The Snow Gum belongs to the family of myrtles which have the taxonomical name of Myrtaceae. The snow gum is one of the eucalypts - Eucalyptus pauciflora, pauciflora meaning ‘few flowers’ but that is a misnomer as the tree has a profuse and frequent display of beautiful, white flowers, highly attractive to bees and birds.
The Snow Gum is also known as the Cabbage Gum, Cabbage Ash, Weeping Gum and White Sallee. There are several sub-species which are regarded by some botanists as separate species.
The Snow gum is a small tree or large shrub and is native to eastern Australia. It has a wide distribution and is most common in the subalpine habitats, primarily in the Snowy Mountains. They occur in open woodlands between 1300 and 1800 metres in Victoria, Tasmania and New South Wales and mark the limit of the tree line.
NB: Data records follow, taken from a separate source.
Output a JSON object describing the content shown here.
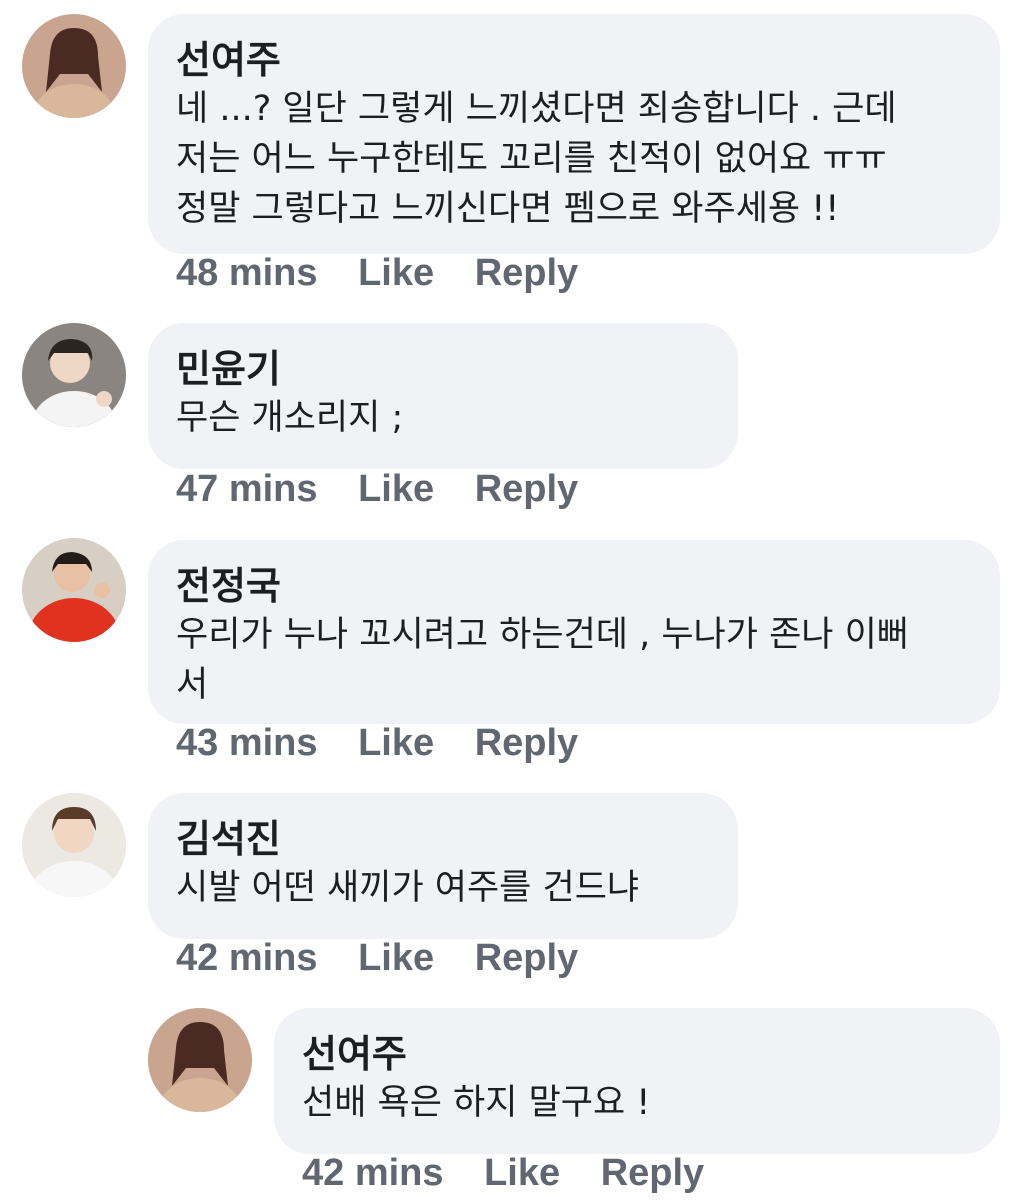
{
  "colors": {
    "bubble_bg": "#f0f2f5",
    "meta_text": "#606770",
    "author_text": "#1c1e21"
  },
  "comments": [
    {
      "author": "선여주",
      "text": "네 ...?  일단 그렇게 느끼셨다면 죄송합니다 . 근데\n저는 어느 누구한테도 꼬리를 친적이 없어요 ㅠㅠ\n정말 그렇다고 느끼신다면 펨으로 와주세용 !!",
      "time": "48 mins",
      "like": "Like",
      "reply": "Reply",
      "avatar_icon": "user-avatar-icon"
    },
    {
      "author": "민윤기",
      "text": "무슨 개소리지 ;",
      "time": "47 mins",
      "like": "Like",
      "reply": "Reply",
      "avatar_icon": "user-avatar-icon"
    },
    {
      "author": "전정국",
      "text": "우리가 누나 꼬시려고 하는건데 , 누나가 존나 이뻐\n서",
      "time": "43 mins",
      "like": "Like",
      "reply": "Reply",
      "avatar_icon": "user-avatar-icon"
    },
    {
      "author": "김석진",
      "text": "시발 어떤 새끼가 여주를 건드냐",
      "time": "42 mins",
      "like": "Like",
      "reply": "Reply",
      "avatar_icon": "user-avatar-icon"
    },
    {
      "author": "선여주",
      "text": "선배 욕은 하지 말구요 !",
      "time": "42 mins",
      "like": "Like",
      "reply": "Reply",
      "avatar_icon": "user-avatar-icon"
    }
  ]
}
It is the most cold tolerant of the eucalypts and has been introduced into Norway. One of the sub-species, Eucalyptus niphophila can survive temperatures as low as -18°C.
Snow gums regenerate easily from seed, epicormic shoots below the back and from lignotubers. Lignotubers are large underground swellings which attach to the underground root system. Lignotubers store carbohydrates and help young trees to regenerate after a fire.
Eucalyptus pauciflora is a very slow grower but is also long-lived. Once they are established, the rate of growth increases a little. They have a fibrous root system and can be transplanted as large specimens. It is used locally for fence posts and firewood. It also has value in providing windbreaks and shade. It is a popular with apiarists, and eucalyptus oil is recognised as having many medicinal qualities. The large gum nuts make it attractive as a specimen tree. Eucalyptus trees have many medicinal qualities. Eucalyptus oil is recognised as an aid in easing congestion and muscle soreness, aiding digestion and preventing infection. Its essential oils are used in soaps and shampoos.
It is relatively adaptable appearing on mountain slopes, exposed ridge tops and tablelands. It withstands snow and ice but is also occasionally found almost at sea level. Although it prefers well-drained soil and colder areas, it can cope with shallow rocky soils, and both dry and wet locations.
Due to the adverse conditions of its natural environment, the tree normally grows only 10 to 20 metres and may be gnarled and twisted with a short, crooked bole. Only rarely does it grow to 30 metres with a nice, straight trunk. At high altitudes it is bushy and/or low and twisted from the buffeting it receives from the strong winds.
The numerous, twisting branches are most attractive. The bark is smooth and of varying colours from white to yellow and dark or light grey, although it may sometimes be a red-brown. The bark sheds in strips or patches leaving a smooth surface with a mottled appearance. The surface is often conspicuously marked with scribbles caused by insect larvae. The leaves are thick and waxy with many oil glands and a broad curving shape. The leaves are generally a broad lance shape with distinct lateral veins. Veins in the leaves are almost parallel to the midrib. The glossy, glistening leaves make the snow gum easily recognised. The snow gum does not lose its leaves in winter. With the weight of the snow, the boughs ‘weeps’ and bend lower and lower until eventually the snow falls to the ground.
The heartwood is a light pinkish brown with many gum veins. It is used locally for firewood and fence posts but has value as a shade- and shelter-tree as well.
The snow gum is one of many attractive eucalypt trees.